May 11.—This is the storv
of how THE GREATEST
TION* OK THE AGE was
lost to the United States.
It is the story of the
Lewis machine gun.
It is a story we ordinary
people are not supposed
even to know about.
Army officers are trying
to shroud it in a tangle of
Kor at the very time
when their preparedness
cry is being answered thrti
out the land, this tabooed
tale casts grave suspicion
on certain officers' OWN
PAST METHODS OP
Of All form* of munitions now
being used In Kurope. the I/ewla
machine Run. the air-cooled, light
weight, rapid-fire terror. Invented
hy an American army officer, has
proved one of the greatest marvels.
German officer* recently drov*
their men to the (laughter In ■
certain deaperate attack Just to
capture Intact a Leyvis machine
gun. so they might copy It for their
RUSSIA BOUGHT THE LEWIS
GUN FOR 50,000 RUBLES.
CANADA BOUGHT IT WITH A
VAST POPULAR SUBSCRIPTION.
GERMANY BOUGHT IT WITH
THE BLOOD OF SCORES OF
HER OWN SOLDIERS!
AND THE UNITED STATES
ARMY OFFICERS DIDN'T WANT
IT WHEN IT WAS OFFERED TO
THEM FOR NOTHINGI
The most successful machine
Kiin now used In Europe Is the
Rejected by the United States
l.ike the two other leading; ma
rhlne guns, the llotchklss and th«
Maxim, it was Invented in the Unit
And- —al*> like the Hotchklss and
(Continued on page S)
ROBBERS GET $10,000
SAN BERNARDINO. Oal.. May
II Cracksmen escaped with $10,-
[ i>oo In Kold and several thousand
dollars In checks, after! ootlnn th»
store of .lame* llllnfisuorth, at
Kansburg, on the desert, today.
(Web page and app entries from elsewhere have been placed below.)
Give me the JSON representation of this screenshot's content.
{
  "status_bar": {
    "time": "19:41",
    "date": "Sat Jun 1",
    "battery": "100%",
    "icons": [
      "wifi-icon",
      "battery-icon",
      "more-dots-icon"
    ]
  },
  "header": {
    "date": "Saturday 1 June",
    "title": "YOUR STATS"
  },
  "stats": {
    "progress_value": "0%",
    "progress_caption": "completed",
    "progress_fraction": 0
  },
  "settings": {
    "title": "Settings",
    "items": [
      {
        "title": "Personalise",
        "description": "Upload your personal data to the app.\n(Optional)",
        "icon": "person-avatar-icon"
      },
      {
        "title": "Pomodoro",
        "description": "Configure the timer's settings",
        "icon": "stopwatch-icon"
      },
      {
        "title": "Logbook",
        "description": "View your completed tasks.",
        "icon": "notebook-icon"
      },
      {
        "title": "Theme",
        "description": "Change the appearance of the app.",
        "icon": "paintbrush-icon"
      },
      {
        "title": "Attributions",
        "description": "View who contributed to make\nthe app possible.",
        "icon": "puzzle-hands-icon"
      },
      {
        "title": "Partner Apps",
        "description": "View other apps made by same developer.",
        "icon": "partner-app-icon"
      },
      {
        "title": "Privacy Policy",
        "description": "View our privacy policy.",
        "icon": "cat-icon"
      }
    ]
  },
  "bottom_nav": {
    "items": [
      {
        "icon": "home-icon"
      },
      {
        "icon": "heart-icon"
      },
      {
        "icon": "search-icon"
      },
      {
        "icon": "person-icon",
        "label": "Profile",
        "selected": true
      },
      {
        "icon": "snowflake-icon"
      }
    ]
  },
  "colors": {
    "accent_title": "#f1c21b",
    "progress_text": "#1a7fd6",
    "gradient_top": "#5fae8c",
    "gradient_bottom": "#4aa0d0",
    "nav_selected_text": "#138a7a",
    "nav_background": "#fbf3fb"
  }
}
Tha
money was part of thu payroll tor
Uio * allow AK*r mine.